The voluminous literature on minimum wages oﬀers little consensus on the extent to which a wage ﬂoor impacts employment. For both theoretical and econometric reasons, we argue that the eﬀect of the minimum wage should be more apparent in new employment growth than in employment levels. In addition, we conduct a simulation showing that the common practice of including state-speciﬁc time trends will attenuate the measured eﬀects of the minimum wage on employment if the true eﬀect is in fact on the rate of job growth. Using three separate state panels of administrative employment data, we ﬁnd that the minimum wage reduces net job growth, primarily through its eﬀect on job creation by expanding establishments. These eﬀects are most pronounced for younger workers and in industries with a higher proportion of low-wage workers. [HSIB's bold, of course]In other words, the infamous Card-Krueger approach--followed by a long line of Supply-Demand denialists--is the wrong place to be looking. Even if the light if better there. As the wise guys from Texas put it;
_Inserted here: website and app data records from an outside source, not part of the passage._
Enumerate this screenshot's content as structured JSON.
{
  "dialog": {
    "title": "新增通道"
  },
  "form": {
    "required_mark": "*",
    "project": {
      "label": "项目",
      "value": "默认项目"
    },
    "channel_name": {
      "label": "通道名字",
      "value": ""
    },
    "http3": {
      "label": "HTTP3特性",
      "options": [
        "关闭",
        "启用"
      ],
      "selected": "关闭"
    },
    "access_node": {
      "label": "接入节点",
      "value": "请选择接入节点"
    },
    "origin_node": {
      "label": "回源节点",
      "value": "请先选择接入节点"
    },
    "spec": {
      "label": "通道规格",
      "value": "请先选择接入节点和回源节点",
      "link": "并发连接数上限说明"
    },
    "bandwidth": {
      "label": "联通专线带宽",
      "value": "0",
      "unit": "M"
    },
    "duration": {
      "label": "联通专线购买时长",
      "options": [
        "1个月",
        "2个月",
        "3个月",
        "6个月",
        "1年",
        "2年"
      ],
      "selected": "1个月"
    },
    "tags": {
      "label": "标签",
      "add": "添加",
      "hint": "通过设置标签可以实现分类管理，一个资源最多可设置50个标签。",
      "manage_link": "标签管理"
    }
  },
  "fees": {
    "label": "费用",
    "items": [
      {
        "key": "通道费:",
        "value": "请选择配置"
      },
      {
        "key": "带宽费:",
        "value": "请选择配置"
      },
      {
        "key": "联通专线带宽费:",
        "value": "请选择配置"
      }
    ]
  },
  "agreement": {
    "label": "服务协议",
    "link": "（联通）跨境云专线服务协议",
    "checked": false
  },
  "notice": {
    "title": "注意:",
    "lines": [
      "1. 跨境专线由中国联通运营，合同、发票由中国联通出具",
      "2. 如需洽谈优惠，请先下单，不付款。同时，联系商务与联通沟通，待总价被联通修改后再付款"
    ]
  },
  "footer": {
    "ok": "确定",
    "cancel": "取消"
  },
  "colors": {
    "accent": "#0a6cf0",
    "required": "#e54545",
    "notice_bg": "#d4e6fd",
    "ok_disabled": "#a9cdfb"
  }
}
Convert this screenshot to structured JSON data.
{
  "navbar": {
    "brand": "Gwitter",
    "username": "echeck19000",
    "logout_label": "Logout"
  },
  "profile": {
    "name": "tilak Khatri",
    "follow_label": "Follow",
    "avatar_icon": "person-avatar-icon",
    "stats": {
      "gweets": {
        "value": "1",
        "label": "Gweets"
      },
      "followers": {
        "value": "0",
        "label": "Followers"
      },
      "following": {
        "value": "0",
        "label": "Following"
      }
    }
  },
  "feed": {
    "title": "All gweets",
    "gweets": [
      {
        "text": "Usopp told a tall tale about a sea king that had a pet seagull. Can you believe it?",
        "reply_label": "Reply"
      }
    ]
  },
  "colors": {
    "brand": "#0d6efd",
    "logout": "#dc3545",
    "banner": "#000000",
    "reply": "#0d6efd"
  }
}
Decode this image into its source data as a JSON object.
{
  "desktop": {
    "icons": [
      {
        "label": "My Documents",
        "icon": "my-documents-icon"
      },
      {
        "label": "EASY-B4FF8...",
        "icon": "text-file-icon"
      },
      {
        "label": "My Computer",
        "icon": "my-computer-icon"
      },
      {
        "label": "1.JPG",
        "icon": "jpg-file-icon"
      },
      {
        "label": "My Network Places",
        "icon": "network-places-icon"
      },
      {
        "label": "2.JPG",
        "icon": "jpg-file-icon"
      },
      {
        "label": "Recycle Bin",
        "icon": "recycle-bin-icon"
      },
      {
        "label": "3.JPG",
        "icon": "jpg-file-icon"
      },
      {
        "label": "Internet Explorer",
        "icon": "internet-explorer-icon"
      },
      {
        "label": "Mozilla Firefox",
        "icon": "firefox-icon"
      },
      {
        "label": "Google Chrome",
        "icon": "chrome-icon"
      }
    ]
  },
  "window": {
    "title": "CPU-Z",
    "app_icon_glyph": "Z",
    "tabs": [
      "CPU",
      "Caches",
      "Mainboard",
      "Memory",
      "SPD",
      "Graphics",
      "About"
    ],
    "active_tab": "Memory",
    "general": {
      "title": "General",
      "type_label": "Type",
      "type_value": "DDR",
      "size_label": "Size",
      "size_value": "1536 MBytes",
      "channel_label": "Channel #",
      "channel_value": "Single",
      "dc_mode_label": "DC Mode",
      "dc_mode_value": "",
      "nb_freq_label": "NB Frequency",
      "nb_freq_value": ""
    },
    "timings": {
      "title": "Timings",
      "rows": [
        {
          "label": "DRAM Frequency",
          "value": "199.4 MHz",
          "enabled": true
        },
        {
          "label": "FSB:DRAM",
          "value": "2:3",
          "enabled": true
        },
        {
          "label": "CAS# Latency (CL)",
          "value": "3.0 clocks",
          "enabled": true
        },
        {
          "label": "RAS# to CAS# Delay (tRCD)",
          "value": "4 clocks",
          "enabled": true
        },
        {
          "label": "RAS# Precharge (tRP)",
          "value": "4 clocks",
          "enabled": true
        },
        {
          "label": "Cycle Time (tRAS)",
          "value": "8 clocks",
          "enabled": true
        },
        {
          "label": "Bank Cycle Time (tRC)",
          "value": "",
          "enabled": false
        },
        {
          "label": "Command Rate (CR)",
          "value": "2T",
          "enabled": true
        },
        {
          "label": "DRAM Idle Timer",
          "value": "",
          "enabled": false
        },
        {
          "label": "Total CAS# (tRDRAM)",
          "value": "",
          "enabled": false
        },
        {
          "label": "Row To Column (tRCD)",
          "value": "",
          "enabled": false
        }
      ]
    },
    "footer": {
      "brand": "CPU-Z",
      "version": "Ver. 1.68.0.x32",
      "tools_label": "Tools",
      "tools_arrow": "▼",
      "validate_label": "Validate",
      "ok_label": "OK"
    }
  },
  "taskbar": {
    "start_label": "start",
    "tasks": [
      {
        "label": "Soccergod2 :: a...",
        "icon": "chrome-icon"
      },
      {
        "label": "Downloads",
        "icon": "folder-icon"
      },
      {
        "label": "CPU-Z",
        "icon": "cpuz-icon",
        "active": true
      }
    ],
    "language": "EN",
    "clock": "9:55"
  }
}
...diﬀerence-in-diﬀerences identiﬁcation strategies [the denialists preferred approach] can...ﬁnd an eﬀect on the level of employment if there is a suﬃciently rapid drop in the number of jobs relative to the counterfactual. Given the small margin of net job expansion relative to total employment, this eﬀectively necessitates a (temporary) reduction in the absolute size of the labor force. However, if the minimum wage instead aﬀects the rate of net job growth, then it will take some time for the eﬀect to be reﬂected in the level of total employment to a degree which would be statistically detectable.Which is why some economists can claim that there is no disemployment effect from raising minimum wages, while fooling themselves into believing their own sleight-of-stats. Again, they're looking in the wrong place.